In the Grande Sonate for solo piano Op. 33 (1847), "Les quatre âges de la vie," Alkan employs the subject of the Fugue in E major, BWV 878, from the second volume of "Das wohltemperirte Clavier" as a unifying theme of the whole cyclical form. The thematic derivation is evident in the concluding fugato of the second movement, where the whole subject becomes the principal theme of the fugato, in a rhythmically simplified version. It is less evident in the other movements; but the entirety of the Sonata's thematic material can nonetheless be derived from it. The process represents much more than a quotation, a composition on a theme by Bach or an archaic simulation, procedures pursued frequently by nineteenth-century composers. Rather, Alkan conceives here a modern work, founded upon the music of the Kantor of Leipzig. Alkan maintained his relationship with Bach for the whole of his artistic career, both as performer and composer. The music of Bach informed his education; his piano and organ teachers at the Paris Conservatory were Pierre-Joseph-Guillaume Zimmermann and François Benoist, both impassioned about counterpoint, particularly that of Bach. As a performer, above all as virtuoso of the piano-pédalier, Alkan indefatigably promoted the music of Bach and contemporary compositions based on historical styles. As composer Alkan cultivated all of the various facets of historicism with Bach as the central point of reference. This article offers a profile of the reception of Bach by Alkan who, remaining almost continuously in Paris, succeeded in expressing in his own activity all the facets of European musical historicism of the mid-nineteenth century.
Arfini, Maria Teresa (2015) Charles Valentin Alkan e Johann Sebastian Bach: un capitolo dello storicismo in Francia.

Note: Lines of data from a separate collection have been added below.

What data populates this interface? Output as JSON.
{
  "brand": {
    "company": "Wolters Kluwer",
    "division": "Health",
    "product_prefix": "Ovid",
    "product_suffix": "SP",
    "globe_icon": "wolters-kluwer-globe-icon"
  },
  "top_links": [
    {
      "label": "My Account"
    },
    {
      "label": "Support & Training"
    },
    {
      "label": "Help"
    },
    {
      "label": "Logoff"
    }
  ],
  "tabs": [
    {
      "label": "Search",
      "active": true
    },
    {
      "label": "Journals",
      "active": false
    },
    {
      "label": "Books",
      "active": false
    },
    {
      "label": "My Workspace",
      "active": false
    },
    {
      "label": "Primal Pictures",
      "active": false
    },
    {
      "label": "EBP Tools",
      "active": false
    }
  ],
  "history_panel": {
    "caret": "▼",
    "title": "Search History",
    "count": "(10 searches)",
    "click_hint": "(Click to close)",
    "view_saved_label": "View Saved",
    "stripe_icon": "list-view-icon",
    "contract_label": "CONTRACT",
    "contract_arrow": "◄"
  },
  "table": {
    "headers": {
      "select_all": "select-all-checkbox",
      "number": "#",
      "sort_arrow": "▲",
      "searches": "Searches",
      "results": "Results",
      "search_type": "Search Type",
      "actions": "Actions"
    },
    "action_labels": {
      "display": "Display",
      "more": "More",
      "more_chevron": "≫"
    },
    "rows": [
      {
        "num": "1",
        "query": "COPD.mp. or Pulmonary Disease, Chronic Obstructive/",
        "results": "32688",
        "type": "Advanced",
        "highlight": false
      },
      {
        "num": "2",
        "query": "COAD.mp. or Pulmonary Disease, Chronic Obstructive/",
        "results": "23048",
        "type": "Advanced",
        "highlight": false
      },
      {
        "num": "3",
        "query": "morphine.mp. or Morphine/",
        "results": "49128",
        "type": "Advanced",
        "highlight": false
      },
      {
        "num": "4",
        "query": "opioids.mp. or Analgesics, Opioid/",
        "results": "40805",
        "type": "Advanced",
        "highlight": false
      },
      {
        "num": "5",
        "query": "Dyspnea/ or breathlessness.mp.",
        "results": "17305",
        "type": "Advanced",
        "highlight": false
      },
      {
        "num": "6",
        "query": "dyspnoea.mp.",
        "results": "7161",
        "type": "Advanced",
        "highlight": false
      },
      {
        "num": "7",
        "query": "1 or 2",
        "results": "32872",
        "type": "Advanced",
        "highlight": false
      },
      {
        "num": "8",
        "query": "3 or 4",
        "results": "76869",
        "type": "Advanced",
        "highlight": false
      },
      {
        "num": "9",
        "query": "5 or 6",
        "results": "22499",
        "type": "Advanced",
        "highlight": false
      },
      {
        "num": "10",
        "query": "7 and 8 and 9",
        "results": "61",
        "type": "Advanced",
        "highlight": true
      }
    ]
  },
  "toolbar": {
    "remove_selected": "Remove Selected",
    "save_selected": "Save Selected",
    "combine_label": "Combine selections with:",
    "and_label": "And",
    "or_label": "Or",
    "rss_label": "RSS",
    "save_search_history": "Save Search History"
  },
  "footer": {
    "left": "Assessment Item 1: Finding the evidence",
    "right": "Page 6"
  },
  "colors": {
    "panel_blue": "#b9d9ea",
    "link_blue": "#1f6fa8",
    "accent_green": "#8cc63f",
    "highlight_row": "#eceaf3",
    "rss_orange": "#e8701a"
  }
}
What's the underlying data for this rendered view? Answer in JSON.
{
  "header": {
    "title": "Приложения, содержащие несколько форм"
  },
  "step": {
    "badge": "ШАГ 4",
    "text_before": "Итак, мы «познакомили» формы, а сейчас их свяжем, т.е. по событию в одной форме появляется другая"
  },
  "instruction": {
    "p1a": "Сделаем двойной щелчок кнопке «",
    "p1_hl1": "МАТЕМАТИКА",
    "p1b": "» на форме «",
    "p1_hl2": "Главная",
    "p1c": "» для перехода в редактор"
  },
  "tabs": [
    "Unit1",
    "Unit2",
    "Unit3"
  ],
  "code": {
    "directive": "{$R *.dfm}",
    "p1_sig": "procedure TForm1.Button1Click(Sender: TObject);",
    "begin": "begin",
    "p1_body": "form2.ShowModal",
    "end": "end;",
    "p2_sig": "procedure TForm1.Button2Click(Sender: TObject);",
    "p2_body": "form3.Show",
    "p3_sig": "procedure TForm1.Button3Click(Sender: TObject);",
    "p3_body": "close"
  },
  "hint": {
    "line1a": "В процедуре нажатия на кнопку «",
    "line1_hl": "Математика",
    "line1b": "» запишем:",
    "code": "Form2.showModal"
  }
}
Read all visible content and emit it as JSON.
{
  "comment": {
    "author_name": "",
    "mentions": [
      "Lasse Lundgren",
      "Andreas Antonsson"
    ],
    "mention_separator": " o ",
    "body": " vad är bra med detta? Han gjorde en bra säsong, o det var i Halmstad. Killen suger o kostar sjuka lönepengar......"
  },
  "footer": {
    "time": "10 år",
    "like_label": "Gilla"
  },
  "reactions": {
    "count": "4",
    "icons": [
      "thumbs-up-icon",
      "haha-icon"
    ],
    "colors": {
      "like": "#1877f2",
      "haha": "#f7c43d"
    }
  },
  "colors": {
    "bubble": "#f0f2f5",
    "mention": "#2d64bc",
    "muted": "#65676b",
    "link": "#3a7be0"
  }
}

In: Ad Parnassum: A Journal of Eighteenth- and Nineteenth-Century Instrumental Music, Vol. 13, pp. np. Available at https://openmusiclibrary.org/article/556845/.